Currently, we’re looking at our population and not seeing the time bomb that it is if we fail to improve education and salvage our human capital. By 2050, the global Population Reference Bureau (PRB) predicts that Nigeria will be the world’s fourth most populous country, with 400 million people. Even as we see rising human capital, we should also be see the teeming mess that will be created if the proper social structures are not put in place to accommodate for such population growth.

Choosing not to see a pattern when it’s clearly there is something we also do individually. We might constantly fail a class, and yet optimistically see ourselves passing that exam before we write it, and then we blame everything but ourselves when we fail. Negative patterns are hard to spot when we’re the ones looking at events that concern us – especially if we might be the cause.

The solution is to look through potential patterns that might be negative and develop contingency plans for them. This way, you’re prepared whether they occur or not. If you’re starting a business, consider that a large number of startups fail, and plan accordingly. If you’re a policy maker for the government or an international organisation, consider that policies fail and might not have the intended effect, so go ahead and make a Type I error that sees failure as a result, and find solutions to these potential pitfalls. The same applies to any event. Plan for the worst, so you don’t wait to see what happens if it does occur.
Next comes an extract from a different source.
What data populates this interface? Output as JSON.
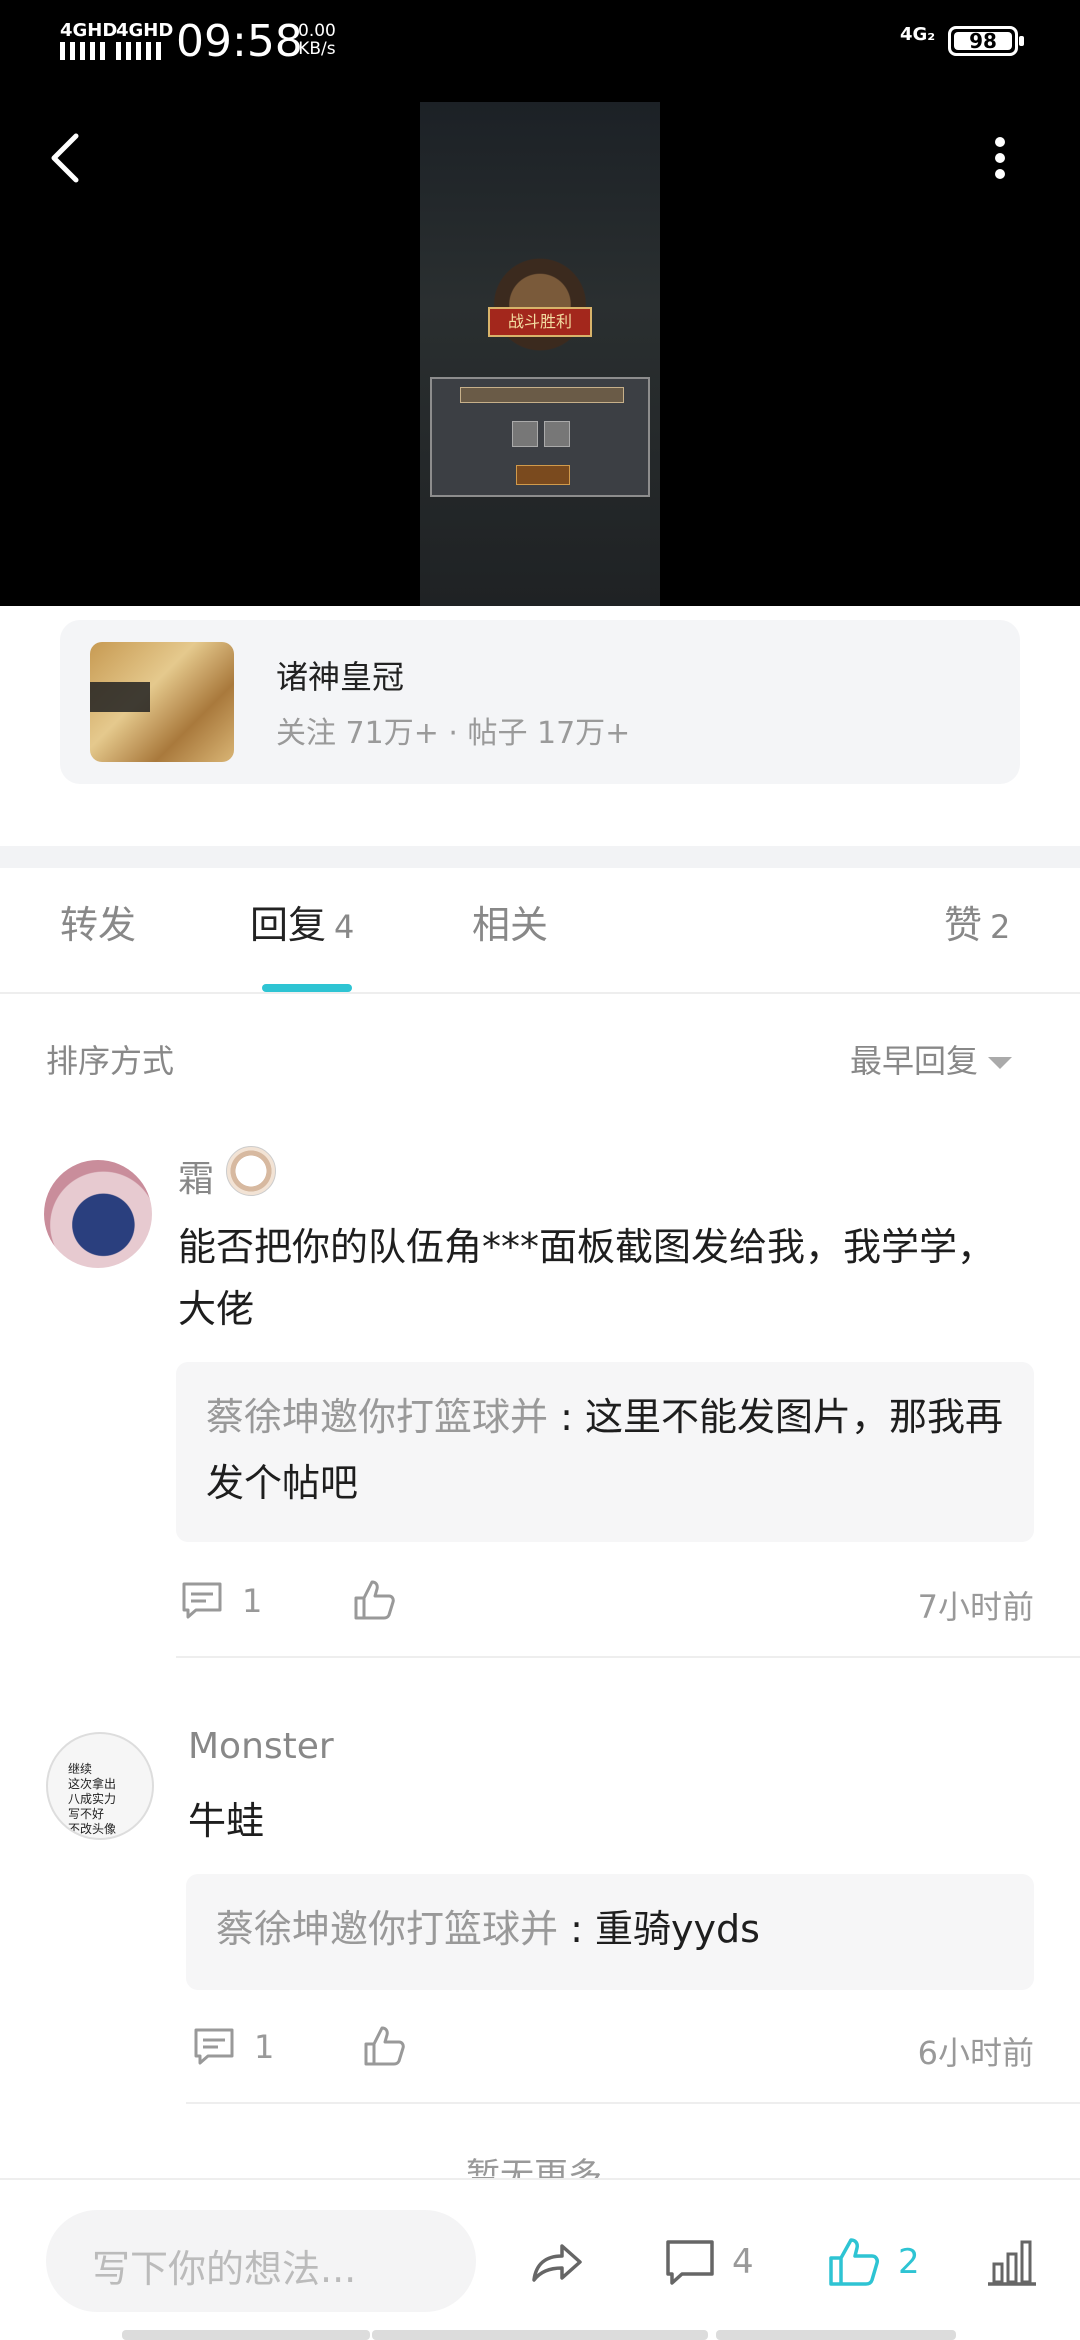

Of course, pessimism should not become the order of the day. Besides, the cost of preparing for what might not materialise is a problem in itself. However, preparing contingency plans for events is a crucial tactic in war – there is no reason this shouldn’t be applied to crucial facets of life. When we make a Type I error, we risk unnecessary waste. However, failing to pay attention to patterns that could significantly affect future events could spell disaster even before a move has been made. These days, Type II errors are just too costly to make.